EXERCISE
Would you restate the entries below word for word, leaving out the images?

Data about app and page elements
· · ·

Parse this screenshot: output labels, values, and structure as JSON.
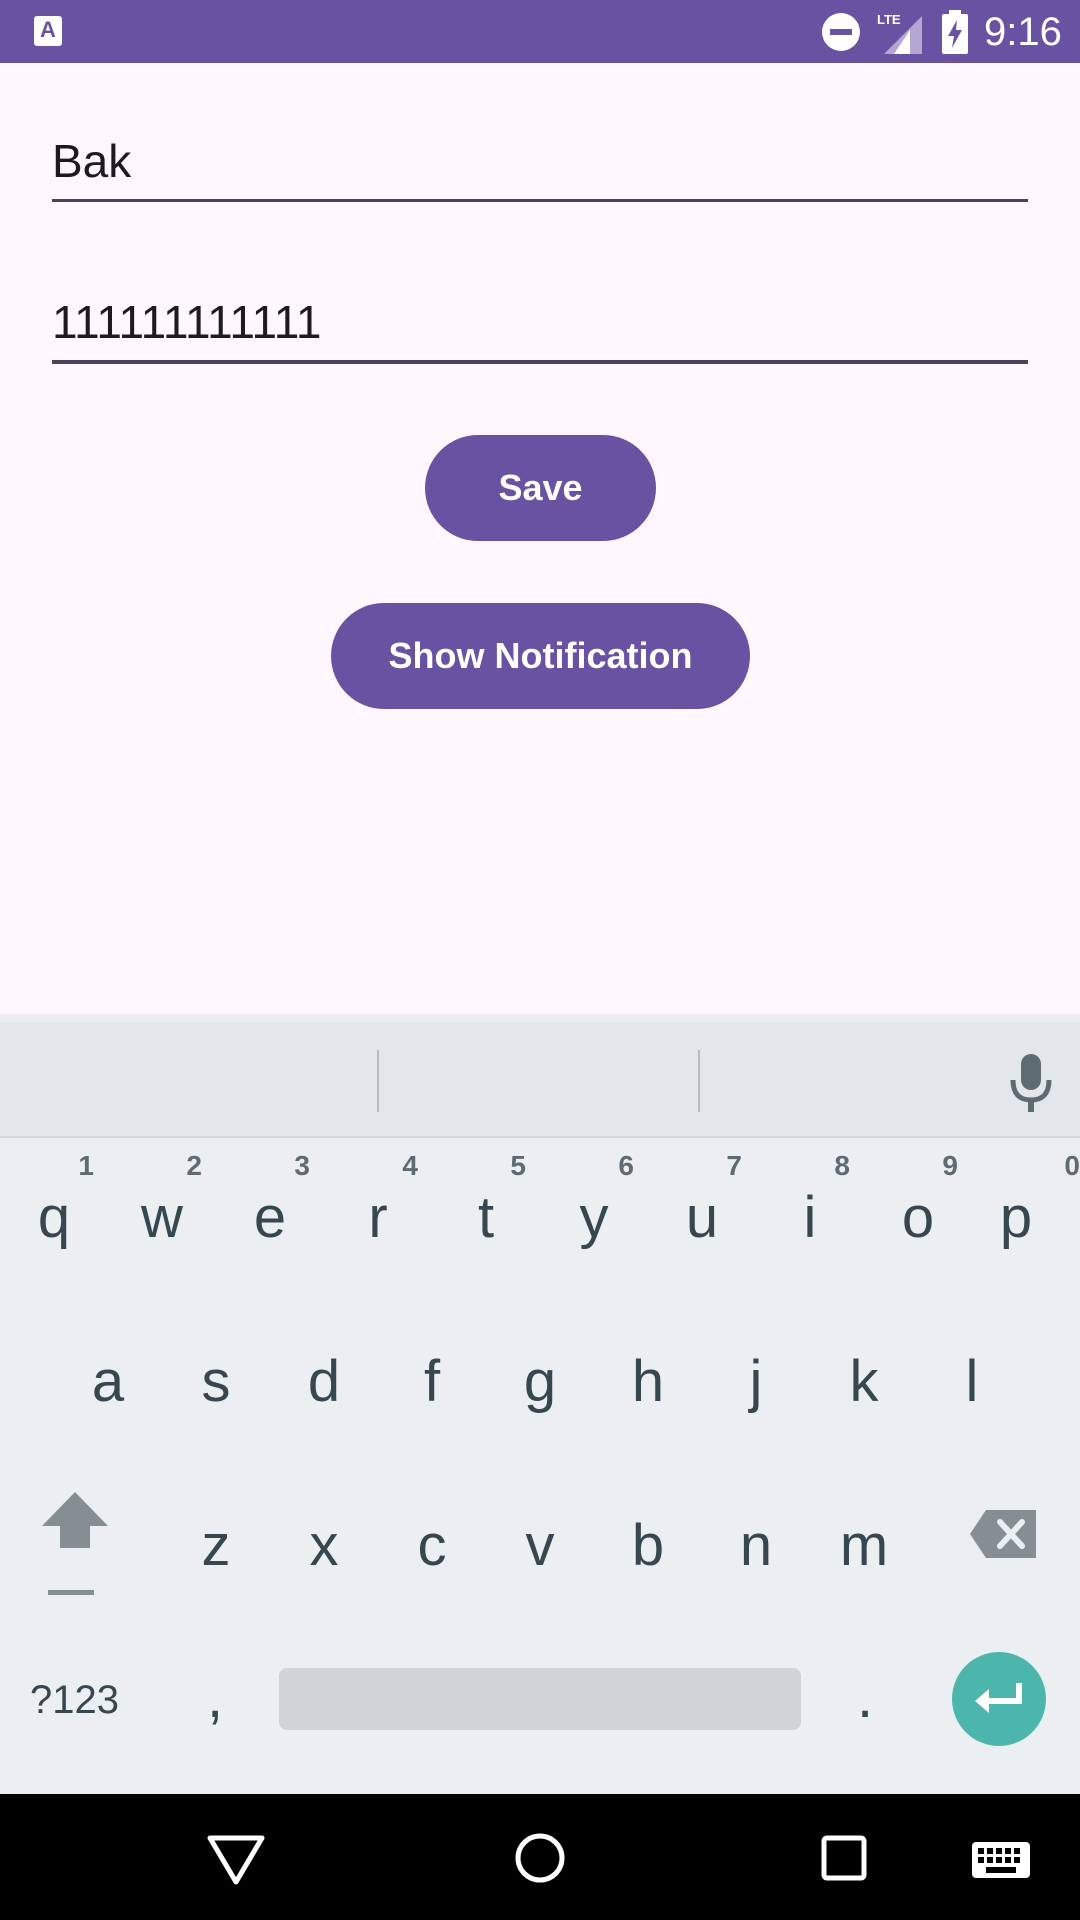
{
  "status_bar": {
    "time": "9:16",
    "network_label": "LTE",
    "app_icon_letter": "A",
    "icons": [
      "app-notification-icon",
      "do-not-disturb-icon",
      "lte-signal-icon",
      "battery-charging-icon"
    ]
  },
  "form": {
    "name_value": "Bak",
    "phone_value": "111111111111"
  },
  "buttons": {
    "save_label": "Save",
    "notify_label": "Show Notification"
  },
  "keyboard": {
    "row1": [
      {
        "key": "q",
        "hint": "1"
      },
      {
        "key": "w",
        "hint": "2"
      },
      {
        "key": "e",
        "hint": "3"
      },
      {
        "key": "r",
        "hint": "4"
      },
      {
        "key": "t",
        "hint": "5"
      },
      {
        "key": "y",
        "hint": "6"
      },
      {
        "key": "u",
        "hint": "7"
      },
      {
        "key": "i",
        "hint": "8"
      },
      {
        "key": "o",
        "hint": "9"
      },
      {
        "key": "p",
        "hint": "0"
      }
    ],
    "row2": [
      "a",
      "s",
      "d",
      "f",
      "g",
      "h",
      "j",
      "k",
      "l"
    ],
    "row3": [
      "z",
      "x",
      "c",
      "v",
      "b",
      "n",
      "m"
    ],
    "symbols_label": "?123",
    "comma_label": ",",
    "period_label": ".",
    "icons": [
      "microphone-icon",
      "shift-icon",
      "backspace-icon",
      "enter-icon"
    ]
  },
  "nav_bar": {
    "icons": [
      "back-icon",
      "home-icon",
      "recents-icon",
      "keyboard-switch-icon"
    ]
  },
  "colors": {
    "primary": "#6a52a3",
    "background": "#fef7fe",
    "keyboard_bg": "#eceff1",
    "enter_key": "#4db6ac",
    "key_text": "#37474f"
  }
}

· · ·

RESPONSE BELOW
Parse this screenshot: output labels, values, and structure as JSON.
{
  "status_bar": {
    "time": "9:16",
    "network_label": "LTE",
    "app_icon_letter": "A",
    "icons": [
      "app-notification-icon",
      "do-not-disturb-icon",
      "lte-signal-icon",
      "battery-charging-icon"
    ]
  },
  "form": {
    "name_value": "Bak",
    "phone_value": "111111111111"
  },
  "buttons": {
    "save_label": "Save",
    "notify_label": "Show Notification"
  },
  "keyboard": {
    "row1": [
      {
        "key": "q",
        "hint": "1"
      },
      {
        "key": "w",
        "hint": "2"
      },
      {
        "key": "e",
        "hint": "3"
      },
      {
        "key": "r",
        "hint": "4"
      },
      {
        "key": "t",
        "hint": "5"
      },
      {
        "key": "y",
        "hint": "6"
      },
      {
        "key": "u",
        "hint": "7"
      },
      {
        "key": "i",
        "hint": "8"
      },
      {
        "key": "o",
        "hint": "9"
      },
      {
        "key": "p",
        "hint": "0"
      }
    ],
    "row2": [
      "a",
      "s",
      "d",
      "f",
      "g",
      "h",
      "j",
      "k",
      "l"
    ],
    "row3": [
      "z",
      "x",
      "c",
      "v",
      "b",
      "n",
      "m"
    ],
    "symbols_label": "?123",
    "comma_label": ",",
    "period_label": ".",
    "icons": [
      "microphone-icon",
      "shift-icon",
      "backspace-icon",
      "enter-icon"
    ]
  },
  "nav_bar": {
    "icons": [
      "back-icon",
      "home-icon",
      "recents-icon",
      "keyboard-switch-icon"
    ]
  },
  "colors": {
    "primary": "#6a52a3",
    "background": "#fef7fe",
    "keyboard_bg": "#eceff1",
    "enter_key": "#4db6ac",
    "key_text": "#37474f"
  }
}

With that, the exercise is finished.